- _TASK DETAILS_: In the records that follow, show each line where the word "Consultation" is present.

SOURCE DATA Start Marker

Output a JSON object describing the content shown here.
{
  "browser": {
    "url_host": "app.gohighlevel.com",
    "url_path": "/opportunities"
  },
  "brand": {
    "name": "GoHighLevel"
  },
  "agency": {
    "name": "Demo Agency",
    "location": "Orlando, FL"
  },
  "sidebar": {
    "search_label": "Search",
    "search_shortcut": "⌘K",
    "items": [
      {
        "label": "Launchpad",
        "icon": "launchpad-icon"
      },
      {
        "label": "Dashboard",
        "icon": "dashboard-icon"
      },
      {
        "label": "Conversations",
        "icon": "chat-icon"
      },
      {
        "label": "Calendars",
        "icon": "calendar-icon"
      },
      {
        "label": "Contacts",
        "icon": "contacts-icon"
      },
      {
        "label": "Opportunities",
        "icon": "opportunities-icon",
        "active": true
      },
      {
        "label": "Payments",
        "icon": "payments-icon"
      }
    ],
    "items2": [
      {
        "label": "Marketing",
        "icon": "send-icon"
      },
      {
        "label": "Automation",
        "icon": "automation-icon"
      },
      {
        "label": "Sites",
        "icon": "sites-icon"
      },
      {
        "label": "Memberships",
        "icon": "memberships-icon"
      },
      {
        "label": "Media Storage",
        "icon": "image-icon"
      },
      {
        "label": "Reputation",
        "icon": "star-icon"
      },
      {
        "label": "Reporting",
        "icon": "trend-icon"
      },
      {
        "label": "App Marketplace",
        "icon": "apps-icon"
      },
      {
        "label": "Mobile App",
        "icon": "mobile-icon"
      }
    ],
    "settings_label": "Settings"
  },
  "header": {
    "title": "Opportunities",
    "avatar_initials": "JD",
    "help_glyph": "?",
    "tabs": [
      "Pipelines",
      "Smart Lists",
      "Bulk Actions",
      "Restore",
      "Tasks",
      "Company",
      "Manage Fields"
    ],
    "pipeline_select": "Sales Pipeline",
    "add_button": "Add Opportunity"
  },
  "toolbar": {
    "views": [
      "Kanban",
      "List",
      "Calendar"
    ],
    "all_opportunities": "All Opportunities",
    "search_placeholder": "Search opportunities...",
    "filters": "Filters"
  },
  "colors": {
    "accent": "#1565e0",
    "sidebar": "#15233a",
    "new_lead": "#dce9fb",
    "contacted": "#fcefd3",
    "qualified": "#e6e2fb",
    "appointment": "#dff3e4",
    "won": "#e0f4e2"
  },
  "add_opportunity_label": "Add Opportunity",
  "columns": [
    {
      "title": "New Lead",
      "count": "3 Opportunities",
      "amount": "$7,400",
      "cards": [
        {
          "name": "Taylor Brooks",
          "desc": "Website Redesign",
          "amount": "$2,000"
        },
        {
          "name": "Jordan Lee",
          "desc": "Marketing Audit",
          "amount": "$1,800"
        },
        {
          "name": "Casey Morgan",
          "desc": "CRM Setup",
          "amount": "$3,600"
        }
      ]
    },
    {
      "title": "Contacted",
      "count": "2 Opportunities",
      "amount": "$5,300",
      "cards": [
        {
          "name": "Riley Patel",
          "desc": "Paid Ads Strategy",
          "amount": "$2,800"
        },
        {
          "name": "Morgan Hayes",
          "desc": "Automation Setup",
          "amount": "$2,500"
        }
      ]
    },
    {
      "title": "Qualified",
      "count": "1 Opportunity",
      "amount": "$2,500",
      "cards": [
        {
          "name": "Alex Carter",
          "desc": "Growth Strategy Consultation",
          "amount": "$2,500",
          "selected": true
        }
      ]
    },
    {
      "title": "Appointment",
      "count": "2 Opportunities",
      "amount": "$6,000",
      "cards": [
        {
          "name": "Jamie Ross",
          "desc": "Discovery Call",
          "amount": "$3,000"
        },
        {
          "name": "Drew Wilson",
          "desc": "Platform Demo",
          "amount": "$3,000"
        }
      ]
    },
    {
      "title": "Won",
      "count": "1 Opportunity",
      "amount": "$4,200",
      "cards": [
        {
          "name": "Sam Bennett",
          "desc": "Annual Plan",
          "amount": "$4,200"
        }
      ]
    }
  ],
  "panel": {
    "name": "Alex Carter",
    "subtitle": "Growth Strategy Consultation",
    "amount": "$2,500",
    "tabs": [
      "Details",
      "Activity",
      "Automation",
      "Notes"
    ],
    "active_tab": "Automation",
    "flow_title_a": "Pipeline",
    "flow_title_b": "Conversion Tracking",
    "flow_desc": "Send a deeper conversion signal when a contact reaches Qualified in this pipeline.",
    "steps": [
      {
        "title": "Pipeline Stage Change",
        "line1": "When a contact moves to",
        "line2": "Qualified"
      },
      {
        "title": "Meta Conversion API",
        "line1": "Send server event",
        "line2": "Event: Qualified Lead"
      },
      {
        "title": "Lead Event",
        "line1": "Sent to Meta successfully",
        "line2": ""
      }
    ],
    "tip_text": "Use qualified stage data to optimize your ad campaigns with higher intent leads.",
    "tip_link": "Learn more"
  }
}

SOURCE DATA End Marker

- _TASK RESULT_:
          "desc": "Growth Strategy Consultation",
    "subtitle": "Growth Strategy Consultation",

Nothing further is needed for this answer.